January 21, 2015 @ 8:44 am
what both these narratives shy away from is the broader question of why and how and whether wars like those in Afghanistan and Iraq should be fought
There's an implied criticism in "A Study in Pink":
— "That's the most ridiculous thing I’ve ever done!"
— "You invaded Afghanistan."
January 21, 2015 @ 10:18 am
It's overt pulpiness and sadistic violence are a bit much for me – I do not need "Cracker" remade by Quentin Tarantino.
Well, good news! Because that's not at all what Luther gives you. 🙂
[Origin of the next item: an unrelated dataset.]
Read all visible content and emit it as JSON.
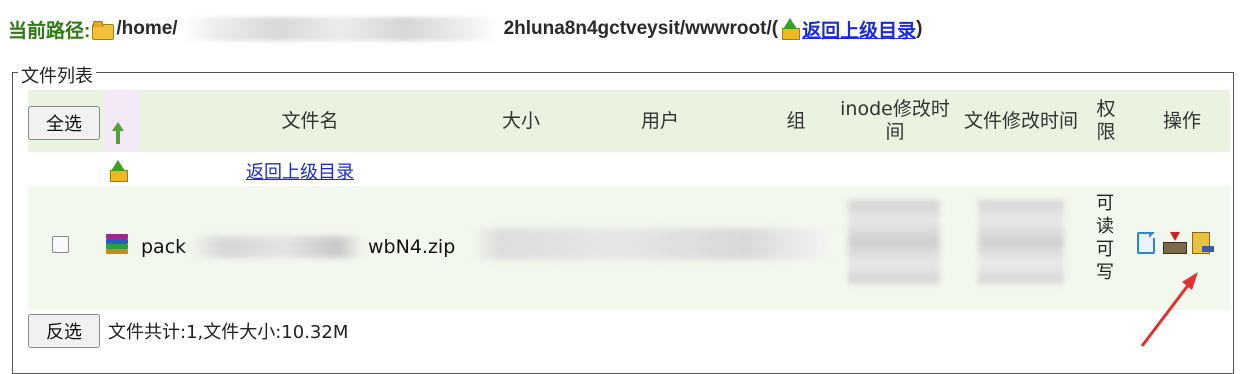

That said, I get how it might be hard to watch. I nearly had to give up after Season 1 Episode 4. I'm glad I stuck with it, and I found it all to be well worth watching, but I'm not sure how eager I'd be to steel myself for a rewatch.
Sherlock, however, I'd stick that on anytime and enjoy the hell out of it. That's the upside of so many of its crimes being games played by supervillains, I suppose.
January 21, 2015 @ 4:15 pm
It sure would be gruesome to see Dodo join Sherlock… 😛
" 'ello, an' how'd'y'do, Mr. Sherlock! Where's the telephone?"
January 21, 2015 @ 10:18 pm
Really enjoying the Sherlock essays. I absolutely adore the combination of comedy that switches straight into such heartfelt lines that I can find myself tearing up at points during the speech. "Sherlock does best man speech" – truly wonderful.
January 26, 2015 @ 7:14 am
From what I remember from commentaries, Davies told Moffat "BTW, Jack's omnisexual" not expecting Moffat to do much with it, and Moffat ran with the idea giving Jack his initial characterization. Also, Davies has said that Moffat was the one writer he didn't rewrite. Which suggests that Jack's initial characterization is largely Moffat's work.
January 26, 2015 @ 9:25 am
UrsulaL: I definitely wouldn't discount Moffat's contribution to the character — that certainly suggests that even if the concept came entirely from RTD and Barrowman, the words and behavior most likely were Moffat's. I just wonder how much actual ownership he feels of Jack, vs. a character like River who is presumably entirely his concept.
January 26, 2015 @ 2:18 pm
My understanding of the structure of this episode was not that Moffat did rewrites, but rather that the three parts of the episode (the speech, the bachelor party, and the murder) were divided between the three writers, and Moffat took the speech. Then the three threads were woven together.
Which is a really interesting collaborative approach. Particularly since the different sections would have been at least partially filmed separately (particularly the speech, which was mostly in one location) and that they are three distinct time periods in the story.
It's almost a cut-and-paste mashup of three different episodes for three different shows, with three different writers.